* **WHAT THE EXERCISE ASKS**: Return each line of the listing that has the word "Жукова" in it.

---------- RECORDS SHOWN ----------

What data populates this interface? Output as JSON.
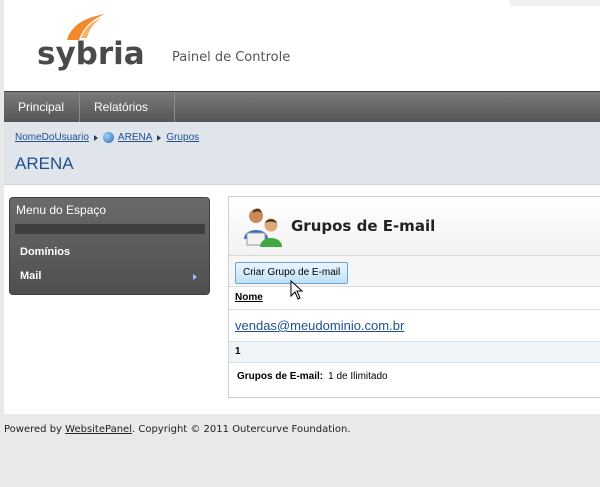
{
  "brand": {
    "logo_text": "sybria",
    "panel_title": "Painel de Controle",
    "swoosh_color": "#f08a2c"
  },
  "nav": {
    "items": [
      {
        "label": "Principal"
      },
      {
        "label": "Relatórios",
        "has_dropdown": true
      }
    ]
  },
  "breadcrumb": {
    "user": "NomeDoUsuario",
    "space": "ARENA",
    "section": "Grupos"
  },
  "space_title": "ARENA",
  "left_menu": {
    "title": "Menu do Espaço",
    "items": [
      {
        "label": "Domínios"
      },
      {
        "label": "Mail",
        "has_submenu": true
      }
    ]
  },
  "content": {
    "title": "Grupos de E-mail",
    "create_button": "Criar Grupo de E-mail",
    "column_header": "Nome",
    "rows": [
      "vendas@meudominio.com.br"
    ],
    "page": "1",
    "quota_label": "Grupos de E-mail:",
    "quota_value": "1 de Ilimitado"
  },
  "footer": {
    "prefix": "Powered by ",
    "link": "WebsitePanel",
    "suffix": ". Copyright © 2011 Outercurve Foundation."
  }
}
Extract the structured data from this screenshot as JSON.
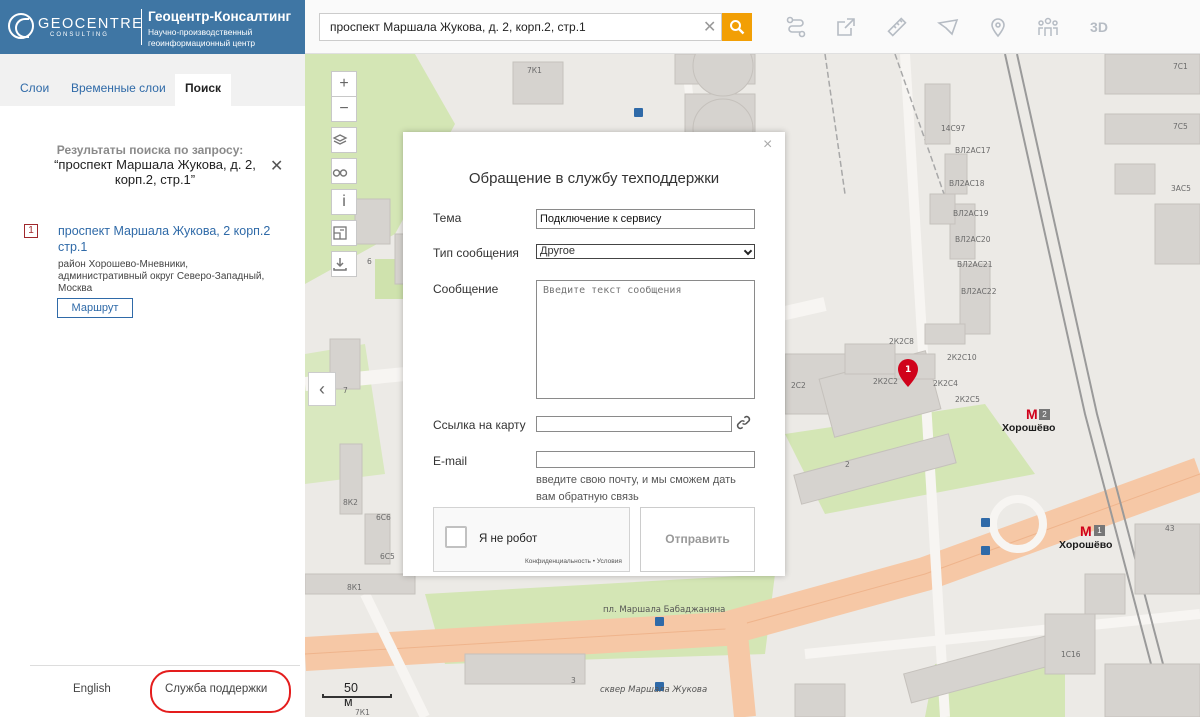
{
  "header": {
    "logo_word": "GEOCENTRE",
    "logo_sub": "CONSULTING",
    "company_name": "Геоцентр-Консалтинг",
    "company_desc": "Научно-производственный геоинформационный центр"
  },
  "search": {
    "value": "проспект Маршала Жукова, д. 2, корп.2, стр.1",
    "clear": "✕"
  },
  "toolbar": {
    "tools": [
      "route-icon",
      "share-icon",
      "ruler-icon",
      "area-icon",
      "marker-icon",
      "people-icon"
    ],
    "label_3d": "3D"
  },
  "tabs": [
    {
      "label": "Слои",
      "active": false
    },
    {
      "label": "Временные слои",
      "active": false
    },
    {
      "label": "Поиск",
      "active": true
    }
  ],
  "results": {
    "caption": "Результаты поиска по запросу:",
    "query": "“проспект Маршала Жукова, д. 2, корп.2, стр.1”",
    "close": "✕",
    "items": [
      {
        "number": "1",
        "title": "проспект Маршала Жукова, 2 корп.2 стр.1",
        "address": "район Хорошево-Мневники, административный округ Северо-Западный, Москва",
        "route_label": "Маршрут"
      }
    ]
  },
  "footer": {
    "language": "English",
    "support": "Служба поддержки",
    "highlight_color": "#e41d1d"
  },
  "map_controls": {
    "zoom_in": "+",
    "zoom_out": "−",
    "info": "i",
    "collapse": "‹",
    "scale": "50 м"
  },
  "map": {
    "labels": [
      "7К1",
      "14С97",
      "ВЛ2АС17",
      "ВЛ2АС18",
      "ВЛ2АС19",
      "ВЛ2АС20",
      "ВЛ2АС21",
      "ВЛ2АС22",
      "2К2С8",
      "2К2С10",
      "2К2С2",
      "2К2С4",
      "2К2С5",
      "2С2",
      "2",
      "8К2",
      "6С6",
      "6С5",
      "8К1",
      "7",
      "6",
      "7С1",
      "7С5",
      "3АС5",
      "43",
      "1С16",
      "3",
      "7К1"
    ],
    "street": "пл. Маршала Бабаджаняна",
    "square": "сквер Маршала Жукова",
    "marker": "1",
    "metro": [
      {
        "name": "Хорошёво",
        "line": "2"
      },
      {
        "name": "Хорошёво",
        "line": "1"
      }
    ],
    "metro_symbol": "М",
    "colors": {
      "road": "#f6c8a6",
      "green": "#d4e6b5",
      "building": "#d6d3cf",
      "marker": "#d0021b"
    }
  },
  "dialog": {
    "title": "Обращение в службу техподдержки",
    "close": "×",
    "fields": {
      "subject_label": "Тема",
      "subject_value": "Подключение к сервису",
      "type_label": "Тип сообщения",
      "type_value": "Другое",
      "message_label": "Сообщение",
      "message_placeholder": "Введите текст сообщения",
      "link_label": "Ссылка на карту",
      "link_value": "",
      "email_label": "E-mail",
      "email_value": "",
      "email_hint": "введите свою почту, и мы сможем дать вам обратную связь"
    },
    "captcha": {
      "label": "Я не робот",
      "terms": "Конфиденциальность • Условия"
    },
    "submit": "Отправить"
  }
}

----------

* **ANSWER FOR THIS EXERCISE**:
    "value": "проспект Маршала Жукова, д. 2, корп.2, стр.1",
    "query": "“проспект Маршала Жукова, д. 2, корп.2, стр.1”",
        "title": "проспект Маршала Жукова, 2 корп.2 стр.1",
    "square": "сквер Маршала Жукова",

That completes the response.